At Grammar Chic, we’ve always advised our resume clients not to include an “objective” on their personal marketing collateral; instead of an objective, we say, your resume should include an Executive Summary. The reason for this is simple: On one level, everyone’s job search objective is the same. Your objective is to get a job; why take up space on your resume spelling it out?
While that’s certainly something we believe in, we also understand that the job search process itself does involve some goal setting—and that, on the micro level not every job seeker’s goals will be identical.
When you’re looking for work, the entire process can seem dispiriting, so it’s only good and right that you might try to organize your time and give shape to your search—perhaps making it your goal to send out 20 resumes each week, for example.
However, it’s important for the job seeker to choose his or her goals with some precision. Saying you want to get out a certain number of resumes each week is fine, except it might lead you to simply clicking the “apply” button on every online job posting you see, without any kind of overarching strategy and with no regard for whether it’s a job you might actually want or might actually stand to get. And that’s not so good.
What we will recommend, then, is that job seekers take the time to set some more refined goals—using the following tips:
- Set a goal to only apply for jobs you really want, from companies that are really hiring—rather than casting too wide a net. LinkedIn can be a great tool for finding companies to apply for; you can check out your dream companies but also click to see some related companies, and create a focused, targeted list of companies to apply to. Being strategic like this will ultimately be a better use of your time than applying for everything willy-nilly.
- As you search for employment, also make an effort to grow your social networks—especially LinkedIn. Set aside some time to think back over all the professional and academic contacts you have, and add them as connections. You never know when one of them might see that you’re looking for work and reach out to you with a lead or an opportunity.
- Set a goal to improve and enhance your online image, every single week. Set a goal of writing one professional blog entry, or posting two interesting, industry-related status updates to LinkedIn.
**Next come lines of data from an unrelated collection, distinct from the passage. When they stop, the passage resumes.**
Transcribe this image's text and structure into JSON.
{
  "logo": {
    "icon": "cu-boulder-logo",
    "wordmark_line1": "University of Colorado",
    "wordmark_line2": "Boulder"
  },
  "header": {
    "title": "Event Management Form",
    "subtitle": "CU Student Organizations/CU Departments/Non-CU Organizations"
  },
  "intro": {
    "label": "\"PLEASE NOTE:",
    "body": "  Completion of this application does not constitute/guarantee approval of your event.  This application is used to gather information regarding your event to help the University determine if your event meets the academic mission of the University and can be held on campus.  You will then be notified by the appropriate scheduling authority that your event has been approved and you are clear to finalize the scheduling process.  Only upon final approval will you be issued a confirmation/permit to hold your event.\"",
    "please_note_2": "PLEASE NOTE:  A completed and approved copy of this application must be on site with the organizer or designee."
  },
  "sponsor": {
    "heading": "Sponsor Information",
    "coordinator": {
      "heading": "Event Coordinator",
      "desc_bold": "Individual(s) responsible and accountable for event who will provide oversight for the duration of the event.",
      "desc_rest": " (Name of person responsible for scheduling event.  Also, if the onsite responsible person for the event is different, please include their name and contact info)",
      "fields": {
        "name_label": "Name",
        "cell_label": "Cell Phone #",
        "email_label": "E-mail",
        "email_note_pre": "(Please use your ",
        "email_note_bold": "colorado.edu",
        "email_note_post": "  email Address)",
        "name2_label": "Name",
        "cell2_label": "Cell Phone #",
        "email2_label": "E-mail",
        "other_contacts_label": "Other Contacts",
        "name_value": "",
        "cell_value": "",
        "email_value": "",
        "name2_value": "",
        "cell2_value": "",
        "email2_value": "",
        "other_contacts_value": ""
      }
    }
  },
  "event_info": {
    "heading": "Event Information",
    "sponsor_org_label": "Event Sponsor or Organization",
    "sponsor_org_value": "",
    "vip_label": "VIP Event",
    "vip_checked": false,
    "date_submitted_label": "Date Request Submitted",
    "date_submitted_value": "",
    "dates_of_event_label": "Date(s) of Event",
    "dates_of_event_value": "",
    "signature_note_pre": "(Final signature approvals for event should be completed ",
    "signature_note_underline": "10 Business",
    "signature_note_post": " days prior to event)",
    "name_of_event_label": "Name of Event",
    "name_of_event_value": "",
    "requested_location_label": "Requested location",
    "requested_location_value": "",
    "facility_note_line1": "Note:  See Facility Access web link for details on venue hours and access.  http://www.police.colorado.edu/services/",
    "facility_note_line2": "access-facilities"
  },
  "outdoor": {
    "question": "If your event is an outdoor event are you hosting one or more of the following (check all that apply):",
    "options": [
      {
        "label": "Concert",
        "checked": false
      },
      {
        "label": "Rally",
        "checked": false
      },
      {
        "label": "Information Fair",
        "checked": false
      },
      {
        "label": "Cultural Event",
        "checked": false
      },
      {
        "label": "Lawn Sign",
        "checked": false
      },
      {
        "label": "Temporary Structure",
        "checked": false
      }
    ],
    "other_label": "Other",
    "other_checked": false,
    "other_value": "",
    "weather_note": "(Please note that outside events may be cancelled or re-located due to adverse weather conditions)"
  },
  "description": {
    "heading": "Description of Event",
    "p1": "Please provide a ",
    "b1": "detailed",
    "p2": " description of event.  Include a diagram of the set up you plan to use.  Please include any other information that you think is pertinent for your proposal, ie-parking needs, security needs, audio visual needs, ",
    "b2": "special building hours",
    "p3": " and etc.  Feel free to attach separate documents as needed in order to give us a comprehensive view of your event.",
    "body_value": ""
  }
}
- Finally: For your own sanity as much as anything else, set a goal of doing some productive things that aren’t closely or directly related to your search. Spend some time volunteering somewhere—which will not only help you stay active and engaged, but will also give you something to use on your resume!
Of course, you might also set a goal of perfecting your resume—something that should really be done as quickly and as urgently as possible. To learn more about our resume services, contact Grammar Chic today: Visit www.grammarchic.net, or call 803-831-7444.
Amanda E. Clark founded Grammar Chic in 2008. She is a graduate of Eastern Michigan University and holds degrees in Journalism, Political Science, and English. She launched Grammar Chic after freelancing for several years while simultaneously leading marketing and advertising initiatives for several Fortune 500 companies.